Colleagues of Alan Turing recall life at Bletchley Park

Veteran World War Two workers at Bletchley Park, the headquarters of British war time code-breaking, have revealed some of the day to day goings on at the crucial hub of British intelligence.

Elizabeth Balfour, who is now 88 and from Argyll in Scotland, was recruited into the Wrens during the war at the age of just 17. At the time her father had to authorise her work permit since she was under the working age of 18.

The Wrens were the female arm of the British Royal Navy. Elizabeth was posted to Bletchley Park and spent around a year and a half working at the base.

Elizabeth remembers how many of the rooms at the site were full of bizarre machines and that it wasn’t uncommon for the workers to hang their washing on and around the machines to ensure it would dry in the cold British winters.

Elizabeth recalls how the actual Enigma machine was the only part of the buildings that would be warm at night. Elizabeth and her colleagues would creep into the room where the Enigma machine was stored to hang out their washing. She says the machine would be covered with women’s underwear and clothes.

Early in the morning Elizabeth says they would sneak back in to remove their washing before anyone found it.

Elizabeth started to work directly under Alan Turing in 1944, but admits that she never really knew or understood what Alan and his close knit team were working on. Elizabeth’s role was to spend every day sorting through hundreds of cryptic codes sent over the radio by the Germans.

Elizabeth recalls how the project was so secret they even had to ask to leave the building to go to the toilet. Elizabeth was one of the team constantly cracking different individual codes coming through from the Germans, the Express reports.
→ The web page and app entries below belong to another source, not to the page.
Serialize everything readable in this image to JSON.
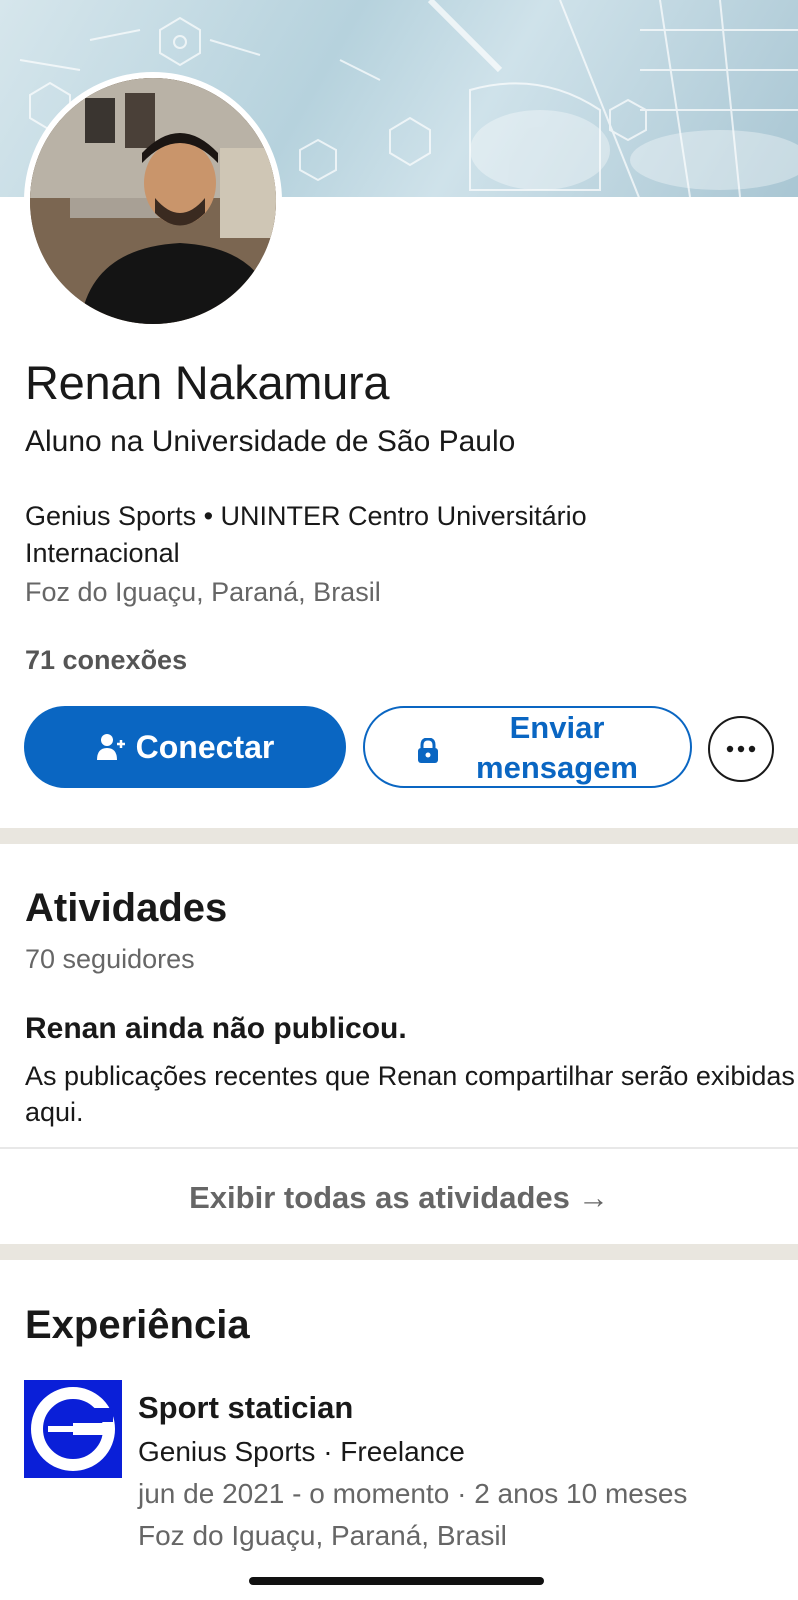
{
  "profile": {
    "name": "Renan Nakamura",
    "headline": "Aluno na Universidade de São Paulo",
    "companies": "Genius Sports • UNINTER Centro Universitário Internacional",
    "location": "Foz do Iguaçu, Paraná, Brasil",
    "connections": "71 conexões"
  },
  "actions": {
    "connect_label": "Conectar",
    "message_label": "Enviar mensagem",
    "more_icon": "more-horizontal-icon"
  },
  "activity": {
    "title": "Atividades",
    "followers": "70 seguidores",
    "empty_title": "Renan ainda não publicou.",
    "empty_desc": "As publicações recentes que Renan compartilhar serão exibidas aqui.",
    "show_all": "Exibir todas as atividades",
    "show_all_arrow": "→"
  },
  "experience": {
    "title": "Experiência",
    "items": [
      {
        "role": "Sport statician",
        "company": "Genius Sports · Freelance",
        "dates": "jun de 2021 - o momento · 2 anos 10 meses",
        "location": "Foz do Iguaçu, Paraná, Brasil"
      }
    ]
  },
  "colors": {
    "primary": "#0a66c2",
    "logo_blue": "#0a1fd8",
    "divider": "#e9e6df"
  }
}
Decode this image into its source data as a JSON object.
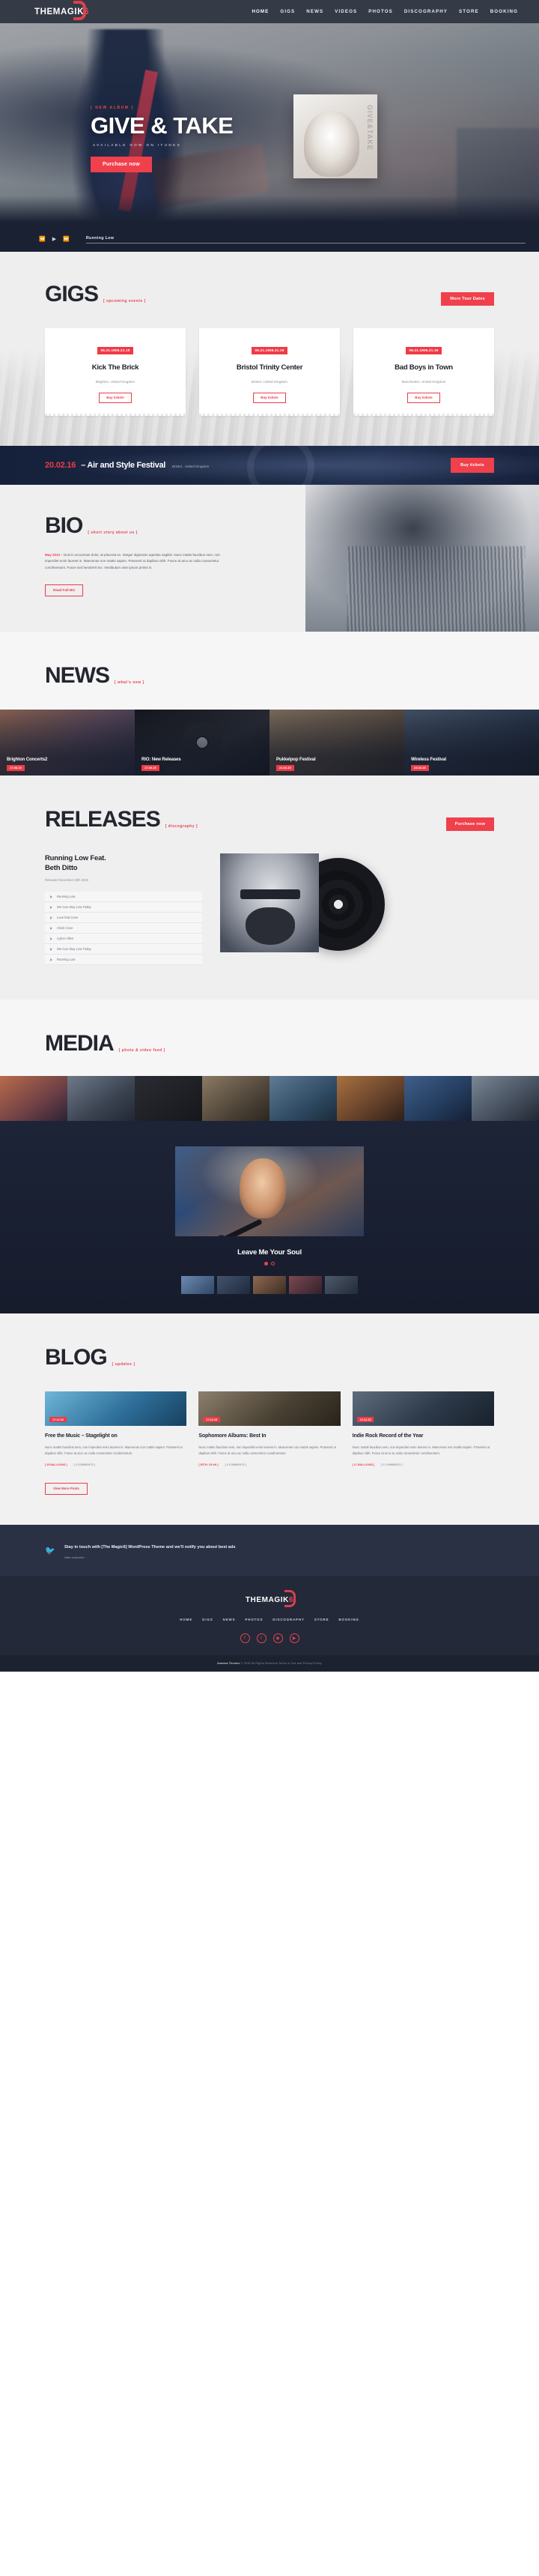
{
  "brand": {
    "name_white": "THEMAGIK",
    "name_red": "6"
  },
  "nav": {
    "items": [
      "HOME",
      "GIGS",
      "NEWS",
      "VIDEOS",
      "PHOTOS",
      "DISCOGRAPHY",
      "STORE",
      "BOOKING"
    ]
  },
  "colors": {
    "accent": "#ef3b46",
    "dark": "#343a46",
    "hero_dark": "#1a2133",
    "footer": "#232938"
  },
  "hero": {
    "kicker": "[ new album ]",
    "title": "GIVE & TAKE",
    "subtitle": "AVAILABLE NOW ON ITUNES",
    "cta": "Purchase now",
    "album_side_label": "GIVE&TAKE"
  },
  "player": {
    "prev_icon": "skip-back-icon",
    "play_icon": "play-icon",
    "next_icon": "skip-forward-icon",
    "track": "Running Low"
  },
  "gigs": {
    "title": "GIGS",
    "tag": "[ upcoming events ]",
    "more_label": "More Tour Dates",
    "cards": [
      {
        "date": "06.21.1906.21.19",
        "name": "Kick The Brick",
        "place": "Brighton, United Kingdom",
        "button": "Buy tickets"
      },
      {
        "date": "06.21.1906.21.19",
        "name": "Bristol Trinity Center",
        "place": "Bristol, United Kingdom",
        "button": "Buy tickets"
      },
      {
        "date": "06.21.1906.21.19",
        "name": "Bad Boys in Town",
        "place": "Manchester, United Kingdom",
        "button": "Buy tickets"
      }
    ]
  },
  "festival": {
    "date": "20.02.16",
    "name": "– Air and Style Festival",
    "location": "Bristol , United Kingdom",
    "cta": "Buy tickets"
  },
  "bio": {
    "title": "BIO",
    "tag": "[ short story about us ]",
    "date_highlight": "May 2013",
    "body": "– Duis in accumsan dolor, at placerat ex. Integer dignissim egestas sagittis. Nunc mattis faucibus sem, non imperdiet enim laoreet in. Maecenas non mattis sapien. Praesent ut dapibus nibh. Fusce at arcu ac nulla consectetur condimentum. Fusce sed hendrerit leo. Vestibulum ante ipsum primis in.",
    "cta": "Read Full Bio"
  },
  "news": {
    "title": "NEWS",
    "tag": "[ what's new ]",
    "cards": [
      {
        "title": "Brighton Concerts2",
        "date": "17.08.15"
      },
      {
        "title": "RIO: New Releases",
        "date": "17.08.15"
      },
      {
        "title": "Pukkelpop Festival",
        "date": "21.04.15"
      },
      {
        "title": "Wireless Festival",
        "date": "23.04.15"
      }
    ]
  },
  "releases": {
    "title": "RELEASES",
    "tag": "[ discography ]",
    "purchase_label": "Purchase now",
    "album_title": "Running Low Feat.\nBeth Ditto",
    "album_meta": "Released November 30th 2015",
    "tracks": [
      "Running Low",
      "We Can Stay Low Today",
      "Love that Cave",
      "Clock Cove",
      "Cyber Allies",
      "We Can Stay Low Today",
      "Running Low"
    ]
  },
  "media": {
    "title": "MEDIA",
    "tag": "[ photo & video feed ]"
  },
  "video": {
    "title": "Leave Me Your Soul",
    "dots": 2
  },
  "blog": {
    "title": "BLOG",
    "tag": "[ updates ]",
    "more_label": "View More Posts",
    "posts": [
      {
        "date": "17.12.15",
        "title": "Free the Music – Stagelight on",
        "excerpt": "Nunc mattis faucibus sem, non imperdiet enim laoreet in. Maecenas non mattis sapien. Praesent ut dapibus nibh. Fusce at arcu ac nulla consectetur condimentum.",
        "meta_likes": "[ 25 BALLOONS ]",
        "meta_comments": "[ 0 COMMENTS ]"
      },
      {
        "date": "17.12.15",
        "title": "Sophomore Albums: Best In",
        "excerpt": "Nunc mattis faucibus sem, non imperdiet enim laoreet in. Maecenas non mattis sapien. Praesent ut dapibus nibh. Fusce at arcu ac nulla consectetur condimentum.",
        "meta_likes": "[ 50TH / 29 AN ]",
        "meta_comments": "[ 0 COMMENTS ]"
      },
      {
        "date": "10.12.15",
        "title": "Indie Rock Record of the Year",
        "excerpt": "Nunc mattis faucibus sem, non imperdiet enim laoreet in. Maecenas non mattis sapien. Praesent ut dapibus nibh. Fusce at arcu ac nulla consectetur condimentum.",
        "meta_likes": "[ 27 BALLOONS ]",
        "meta_comments": "[ 0 COMMENTS ]"
      }
    ]
  },
  "subscribe": {
    "icon": "twitter-icon",
    "line1": "Stay in touch with [The Magic6] WordPress Theme and we'll notify you about best ads",
    "line2": "After subscribe"
  },
  "footer": {
    "nav": [
      "HOME",
      "GIGS",
      "NEWS",
      "PHOTOS",
      "DISCOGRAPHY",
      "STORE",
      "BOOKING"
    ],
    "social": [
      "facebook-icon",
      "twitter-icon",
      "instagram-icon",
      "youtube-icon"
    ],
    "copyright_brand": "Asmara Themes",
    "copyright_rest": "© 2015 All Rights Reserved Terms of Use and Privacy Policy"
  }
}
Even after the war finished the success of Alan Turing remained a secret until 50 years later that the details of the operation were made public.

Even today Elizabeth says she always has a codewords puzzle book nearby and believes the puzzles keep her mind sharp.

World War Two British Prime Minister, Winston Churchill, said that Alan’s efforts to crack the Enigma code was the single biggest act that contributed to the Allies’ victory over the Nazis.

The Imitation Game is a new movie starring Benedict Cumberbatch as Alan Turing, which depicts the story of Alan’s wartime mission to crack the code.

Ian Harvey

Ian Harvey is one of the authors writing for WAR HISTORY ONLINE